(App and web page records)

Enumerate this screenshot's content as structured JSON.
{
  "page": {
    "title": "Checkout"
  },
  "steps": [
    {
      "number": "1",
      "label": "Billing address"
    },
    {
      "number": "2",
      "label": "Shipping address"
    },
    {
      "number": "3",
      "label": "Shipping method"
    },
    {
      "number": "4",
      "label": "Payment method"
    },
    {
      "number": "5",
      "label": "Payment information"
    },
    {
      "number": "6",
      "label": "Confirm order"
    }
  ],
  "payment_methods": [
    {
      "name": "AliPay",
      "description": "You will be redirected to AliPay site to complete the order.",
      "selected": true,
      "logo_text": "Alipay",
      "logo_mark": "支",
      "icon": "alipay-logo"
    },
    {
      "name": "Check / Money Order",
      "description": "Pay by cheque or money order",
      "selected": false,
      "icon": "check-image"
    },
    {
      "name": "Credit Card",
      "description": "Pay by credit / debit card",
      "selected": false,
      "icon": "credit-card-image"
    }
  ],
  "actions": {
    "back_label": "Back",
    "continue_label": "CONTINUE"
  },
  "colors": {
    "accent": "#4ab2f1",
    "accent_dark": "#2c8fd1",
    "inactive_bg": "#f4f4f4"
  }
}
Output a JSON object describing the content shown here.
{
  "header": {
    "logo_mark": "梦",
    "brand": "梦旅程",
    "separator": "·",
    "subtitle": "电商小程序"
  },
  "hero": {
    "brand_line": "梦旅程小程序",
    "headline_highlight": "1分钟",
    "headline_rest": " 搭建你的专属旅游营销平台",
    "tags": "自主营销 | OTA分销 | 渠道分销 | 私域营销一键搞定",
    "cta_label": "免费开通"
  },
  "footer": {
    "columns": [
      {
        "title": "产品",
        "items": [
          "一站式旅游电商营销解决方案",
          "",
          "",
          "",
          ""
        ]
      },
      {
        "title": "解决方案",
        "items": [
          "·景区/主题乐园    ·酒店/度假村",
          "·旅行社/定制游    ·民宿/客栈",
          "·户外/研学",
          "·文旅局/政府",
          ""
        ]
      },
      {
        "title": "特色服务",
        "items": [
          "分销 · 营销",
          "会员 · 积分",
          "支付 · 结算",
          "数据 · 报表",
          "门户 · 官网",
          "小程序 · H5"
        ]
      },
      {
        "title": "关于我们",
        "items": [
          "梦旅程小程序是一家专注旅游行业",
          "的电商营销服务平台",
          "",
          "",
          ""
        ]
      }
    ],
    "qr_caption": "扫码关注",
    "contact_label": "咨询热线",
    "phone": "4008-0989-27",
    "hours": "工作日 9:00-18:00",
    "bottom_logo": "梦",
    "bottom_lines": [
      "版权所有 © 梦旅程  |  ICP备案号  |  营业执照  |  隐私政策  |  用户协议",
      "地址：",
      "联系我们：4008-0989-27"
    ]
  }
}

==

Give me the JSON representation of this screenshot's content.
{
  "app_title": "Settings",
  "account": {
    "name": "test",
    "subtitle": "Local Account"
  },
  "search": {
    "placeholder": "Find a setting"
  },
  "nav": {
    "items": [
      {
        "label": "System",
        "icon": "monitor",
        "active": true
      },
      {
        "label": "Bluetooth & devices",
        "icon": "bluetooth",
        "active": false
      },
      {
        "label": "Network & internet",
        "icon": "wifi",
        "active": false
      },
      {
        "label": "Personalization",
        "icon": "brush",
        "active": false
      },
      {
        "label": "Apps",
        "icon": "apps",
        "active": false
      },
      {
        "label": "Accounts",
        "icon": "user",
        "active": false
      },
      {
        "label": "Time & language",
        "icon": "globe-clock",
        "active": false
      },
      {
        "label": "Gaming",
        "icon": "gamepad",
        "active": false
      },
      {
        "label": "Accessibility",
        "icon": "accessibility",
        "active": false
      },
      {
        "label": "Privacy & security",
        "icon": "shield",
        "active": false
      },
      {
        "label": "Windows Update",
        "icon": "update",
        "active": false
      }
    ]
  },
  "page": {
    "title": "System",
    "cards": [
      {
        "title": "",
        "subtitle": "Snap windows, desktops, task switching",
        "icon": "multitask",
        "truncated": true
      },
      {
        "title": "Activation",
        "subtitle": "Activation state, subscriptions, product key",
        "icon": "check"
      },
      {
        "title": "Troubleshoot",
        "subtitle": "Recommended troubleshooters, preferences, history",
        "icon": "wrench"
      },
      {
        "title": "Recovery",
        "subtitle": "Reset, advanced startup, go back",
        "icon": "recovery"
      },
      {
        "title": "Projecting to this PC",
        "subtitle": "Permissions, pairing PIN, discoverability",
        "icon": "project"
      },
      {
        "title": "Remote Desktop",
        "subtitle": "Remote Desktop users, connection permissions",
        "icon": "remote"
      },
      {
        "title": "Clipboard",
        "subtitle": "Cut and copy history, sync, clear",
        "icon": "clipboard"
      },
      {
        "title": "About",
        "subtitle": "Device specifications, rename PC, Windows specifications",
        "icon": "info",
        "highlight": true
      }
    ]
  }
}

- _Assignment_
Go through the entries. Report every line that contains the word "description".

- _Written solution_
      "description": "You will be redirected to AliPay site to complete the order.",
      "description": "Pay by cheque or money order",
      "description": "Pay by credit / debit card",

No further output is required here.